Greek Prime minister Antonis Samaras met the Saudi prince, who has large stakes in Citigroup and Apple and is ranked 26th on Forbes' rich list, in an attempt to discuss investment opportunities.

Greece is looking to sell assets including utility companies, Athens' international airport and two of its main ports. The country is also looking for investments in several real estate developments which could interest the prince, who is the part owner of luxury hotels in London, New York and Paris.

Greece has been accused of dragging its feet on privatization. A government official who declined to be named played down Alwaleed's visit, however, telling Reuters: "It was a customary visit, there is interest in investing in Greece."

(Read more: Greece Minister: Failure to Meet Bailout Terms Not Our Fault)

Other foreign investors in Greece include Qatar holdings which invested in a gold mining project and the Chinese port operator Cosco which invested in Greece's Piraeus port.

The move by Athens to look elsewhere for funding comes at a time when euro zone policymakers have been engaged in a public debate over whether the country needs a third bailout.
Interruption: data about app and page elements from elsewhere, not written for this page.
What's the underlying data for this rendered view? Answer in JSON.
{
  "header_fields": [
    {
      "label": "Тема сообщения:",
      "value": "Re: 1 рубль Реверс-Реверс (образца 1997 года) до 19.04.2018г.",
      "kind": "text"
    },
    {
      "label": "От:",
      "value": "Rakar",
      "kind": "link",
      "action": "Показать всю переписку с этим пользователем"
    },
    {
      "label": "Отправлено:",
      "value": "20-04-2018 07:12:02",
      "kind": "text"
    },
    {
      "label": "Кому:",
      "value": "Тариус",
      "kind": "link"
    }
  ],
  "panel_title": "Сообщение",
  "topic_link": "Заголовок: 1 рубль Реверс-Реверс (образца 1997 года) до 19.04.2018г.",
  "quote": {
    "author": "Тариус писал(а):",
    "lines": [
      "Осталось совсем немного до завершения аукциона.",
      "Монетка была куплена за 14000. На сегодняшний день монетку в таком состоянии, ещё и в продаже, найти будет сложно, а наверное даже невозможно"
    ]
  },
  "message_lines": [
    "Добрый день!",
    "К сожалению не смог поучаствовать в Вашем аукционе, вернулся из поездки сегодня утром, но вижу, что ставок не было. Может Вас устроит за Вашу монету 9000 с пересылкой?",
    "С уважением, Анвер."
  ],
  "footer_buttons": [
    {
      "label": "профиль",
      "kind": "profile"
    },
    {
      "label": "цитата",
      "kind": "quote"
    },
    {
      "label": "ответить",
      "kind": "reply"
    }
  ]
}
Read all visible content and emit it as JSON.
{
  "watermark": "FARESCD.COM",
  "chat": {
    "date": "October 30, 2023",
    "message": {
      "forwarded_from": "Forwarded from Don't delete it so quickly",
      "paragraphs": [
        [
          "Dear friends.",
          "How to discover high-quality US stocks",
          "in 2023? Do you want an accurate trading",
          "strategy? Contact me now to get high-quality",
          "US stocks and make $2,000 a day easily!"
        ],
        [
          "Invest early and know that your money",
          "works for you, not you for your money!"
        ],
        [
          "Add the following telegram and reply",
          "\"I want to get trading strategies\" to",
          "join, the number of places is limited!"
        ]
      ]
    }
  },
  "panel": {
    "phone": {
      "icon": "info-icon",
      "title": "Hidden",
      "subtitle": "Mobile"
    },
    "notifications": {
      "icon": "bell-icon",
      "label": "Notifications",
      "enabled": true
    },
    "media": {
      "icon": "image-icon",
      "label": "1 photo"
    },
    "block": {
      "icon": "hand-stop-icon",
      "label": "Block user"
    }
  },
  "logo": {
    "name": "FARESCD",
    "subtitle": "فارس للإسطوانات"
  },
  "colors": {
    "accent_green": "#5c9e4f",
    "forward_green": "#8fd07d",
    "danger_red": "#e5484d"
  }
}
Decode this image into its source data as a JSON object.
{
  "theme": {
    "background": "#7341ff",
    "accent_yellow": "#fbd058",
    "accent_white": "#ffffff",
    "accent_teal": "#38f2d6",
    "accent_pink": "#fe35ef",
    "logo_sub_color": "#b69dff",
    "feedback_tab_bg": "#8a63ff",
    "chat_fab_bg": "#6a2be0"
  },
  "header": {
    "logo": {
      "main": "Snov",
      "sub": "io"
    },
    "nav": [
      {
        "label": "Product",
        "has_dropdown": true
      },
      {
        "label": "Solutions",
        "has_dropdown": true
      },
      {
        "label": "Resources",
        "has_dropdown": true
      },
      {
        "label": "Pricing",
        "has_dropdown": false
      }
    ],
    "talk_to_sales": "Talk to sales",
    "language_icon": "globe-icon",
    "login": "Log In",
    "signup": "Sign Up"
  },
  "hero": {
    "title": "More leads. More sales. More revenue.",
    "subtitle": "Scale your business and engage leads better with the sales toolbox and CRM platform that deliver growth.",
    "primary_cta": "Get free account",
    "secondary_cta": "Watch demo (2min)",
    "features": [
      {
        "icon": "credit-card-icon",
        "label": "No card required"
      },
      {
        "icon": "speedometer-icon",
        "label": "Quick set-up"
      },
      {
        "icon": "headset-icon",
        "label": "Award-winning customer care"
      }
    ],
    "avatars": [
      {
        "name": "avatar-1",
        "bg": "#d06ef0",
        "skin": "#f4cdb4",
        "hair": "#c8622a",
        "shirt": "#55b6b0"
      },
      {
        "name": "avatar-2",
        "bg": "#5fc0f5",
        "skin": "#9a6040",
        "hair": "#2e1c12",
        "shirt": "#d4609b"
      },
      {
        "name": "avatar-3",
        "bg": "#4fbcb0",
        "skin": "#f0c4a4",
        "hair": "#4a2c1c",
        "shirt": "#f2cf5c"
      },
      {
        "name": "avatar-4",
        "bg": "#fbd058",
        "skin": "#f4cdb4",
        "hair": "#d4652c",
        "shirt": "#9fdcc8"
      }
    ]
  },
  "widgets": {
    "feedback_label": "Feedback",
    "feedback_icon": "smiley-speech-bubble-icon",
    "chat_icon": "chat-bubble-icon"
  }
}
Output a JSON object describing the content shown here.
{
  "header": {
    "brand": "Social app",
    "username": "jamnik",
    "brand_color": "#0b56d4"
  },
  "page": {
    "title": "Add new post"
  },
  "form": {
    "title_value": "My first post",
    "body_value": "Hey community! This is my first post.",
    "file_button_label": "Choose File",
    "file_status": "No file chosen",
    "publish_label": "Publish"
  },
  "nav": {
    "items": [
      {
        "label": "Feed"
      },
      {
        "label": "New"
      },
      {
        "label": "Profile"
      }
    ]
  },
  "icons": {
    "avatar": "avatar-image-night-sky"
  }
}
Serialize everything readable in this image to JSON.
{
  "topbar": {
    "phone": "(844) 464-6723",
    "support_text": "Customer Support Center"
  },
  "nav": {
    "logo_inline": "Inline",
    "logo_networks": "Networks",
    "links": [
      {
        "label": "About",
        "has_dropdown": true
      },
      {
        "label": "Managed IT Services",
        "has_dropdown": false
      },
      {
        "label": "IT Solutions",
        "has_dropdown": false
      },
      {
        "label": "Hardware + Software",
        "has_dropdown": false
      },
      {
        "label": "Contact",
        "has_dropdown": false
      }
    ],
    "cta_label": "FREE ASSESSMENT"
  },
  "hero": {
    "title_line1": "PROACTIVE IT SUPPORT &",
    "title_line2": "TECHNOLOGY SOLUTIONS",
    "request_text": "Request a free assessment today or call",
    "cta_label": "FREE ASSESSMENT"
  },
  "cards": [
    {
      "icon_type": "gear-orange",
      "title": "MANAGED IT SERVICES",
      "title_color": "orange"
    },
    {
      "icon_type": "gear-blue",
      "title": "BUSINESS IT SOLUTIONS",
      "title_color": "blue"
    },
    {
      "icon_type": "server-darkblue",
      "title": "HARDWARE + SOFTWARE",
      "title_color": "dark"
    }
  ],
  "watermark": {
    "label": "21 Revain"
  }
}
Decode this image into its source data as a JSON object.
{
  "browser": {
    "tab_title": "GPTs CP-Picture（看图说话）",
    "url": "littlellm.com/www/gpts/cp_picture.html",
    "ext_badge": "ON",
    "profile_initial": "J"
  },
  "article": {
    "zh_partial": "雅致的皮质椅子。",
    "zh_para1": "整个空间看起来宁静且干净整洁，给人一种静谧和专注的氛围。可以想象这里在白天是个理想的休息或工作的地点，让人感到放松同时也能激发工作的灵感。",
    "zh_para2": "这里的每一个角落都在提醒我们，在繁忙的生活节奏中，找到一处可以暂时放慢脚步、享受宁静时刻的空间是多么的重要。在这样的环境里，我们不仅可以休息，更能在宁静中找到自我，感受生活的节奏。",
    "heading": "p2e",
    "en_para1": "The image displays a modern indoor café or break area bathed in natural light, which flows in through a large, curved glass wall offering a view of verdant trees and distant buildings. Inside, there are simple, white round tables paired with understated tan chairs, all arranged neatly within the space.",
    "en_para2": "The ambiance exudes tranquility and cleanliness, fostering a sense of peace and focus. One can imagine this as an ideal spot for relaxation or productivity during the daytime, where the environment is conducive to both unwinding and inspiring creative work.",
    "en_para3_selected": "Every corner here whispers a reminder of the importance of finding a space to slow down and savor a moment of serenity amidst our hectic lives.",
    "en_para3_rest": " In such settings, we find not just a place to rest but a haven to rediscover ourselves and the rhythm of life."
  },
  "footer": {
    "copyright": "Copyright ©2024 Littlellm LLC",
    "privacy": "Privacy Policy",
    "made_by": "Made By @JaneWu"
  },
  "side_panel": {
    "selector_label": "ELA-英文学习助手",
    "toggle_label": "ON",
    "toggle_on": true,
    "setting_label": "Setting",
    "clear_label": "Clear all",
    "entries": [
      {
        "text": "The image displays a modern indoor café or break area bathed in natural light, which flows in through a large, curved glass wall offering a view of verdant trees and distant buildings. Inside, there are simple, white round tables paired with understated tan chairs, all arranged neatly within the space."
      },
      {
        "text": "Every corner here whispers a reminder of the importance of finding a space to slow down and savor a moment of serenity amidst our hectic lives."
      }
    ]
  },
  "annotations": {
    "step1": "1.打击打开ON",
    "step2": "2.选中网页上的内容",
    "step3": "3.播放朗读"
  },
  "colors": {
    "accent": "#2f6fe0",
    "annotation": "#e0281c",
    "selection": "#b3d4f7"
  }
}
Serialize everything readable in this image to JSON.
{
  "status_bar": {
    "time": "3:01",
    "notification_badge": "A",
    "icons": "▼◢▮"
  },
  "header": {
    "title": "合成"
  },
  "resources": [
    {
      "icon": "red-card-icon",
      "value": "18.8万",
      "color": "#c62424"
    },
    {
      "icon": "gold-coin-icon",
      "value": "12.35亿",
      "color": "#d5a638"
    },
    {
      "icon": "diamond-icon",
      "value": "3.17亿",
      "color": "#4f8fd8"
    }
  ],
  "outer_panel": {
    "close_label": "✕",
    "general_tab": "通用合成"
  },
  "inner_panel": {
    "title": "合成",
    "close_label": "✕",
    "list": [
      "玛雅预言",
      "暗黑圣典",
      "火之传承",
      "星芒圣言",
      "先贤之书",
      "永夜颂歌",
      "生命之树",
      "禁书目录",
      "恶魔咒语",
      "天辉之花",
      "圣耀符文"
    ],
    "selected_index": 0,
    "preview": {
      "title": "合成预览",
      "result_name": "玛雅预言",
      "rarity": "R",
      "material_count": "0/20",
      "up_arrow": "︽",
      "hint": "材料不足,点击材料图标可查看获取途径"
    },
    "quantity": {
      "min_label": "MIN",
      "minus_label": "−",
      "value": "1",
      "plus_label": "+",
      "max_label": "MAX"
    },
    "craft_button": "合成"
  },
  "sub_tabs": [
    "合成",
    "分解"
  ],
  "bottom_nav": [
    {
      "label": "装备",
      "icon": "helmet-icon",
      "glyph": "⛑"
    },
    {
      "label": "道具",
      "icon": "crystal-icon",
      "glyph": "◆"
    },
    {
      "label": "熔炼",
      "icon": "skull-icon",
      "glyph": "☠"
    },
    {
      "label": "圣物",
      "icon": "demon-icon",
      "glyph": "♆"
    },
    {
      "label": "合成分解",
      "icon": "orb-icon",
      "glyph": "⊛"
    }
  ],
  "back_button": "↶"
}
International lenders have already granted Greece two bailouts worth around 240 billion euros but Greece faces a further funding gap of up to 10 billion euros ($13.1 billion ) by September, according to some accounts.

(Read more: Greece back as hot issue in German elections)

"There are two issues in Greece," Thanos Vamvakidis, head G10 FX Strategy at Bank of America Merrill Lynch Global Research told CNBC. "There is a funding gap in 2014 and 2015 and this needs to be covered, though it will be discussed in the October review (of the bailout program)."

Vamvakidis told CNBC Europe's "Squawk Box" that Greece needed a debt writedown of at least 10 percent of its gross domestic product (GDP). "It has to be done because most of the Greek debt is going to the rest of Europe, if they don't provide them with debt relief then Greece won't be able to repay them."

"The important thing is that they need to provide more money for Greece, the problem is with the design of the [bailout] program…[the program] assumed that Greece would reach a primary surplus of 4.5 percent and keep this for 20 years- no country has ever done this, it's impossible."

- By CNBC's Holly Ellyatt, follow her on Twitter @HollyEllyatt. Follow us on Twitter @CNBCWorld.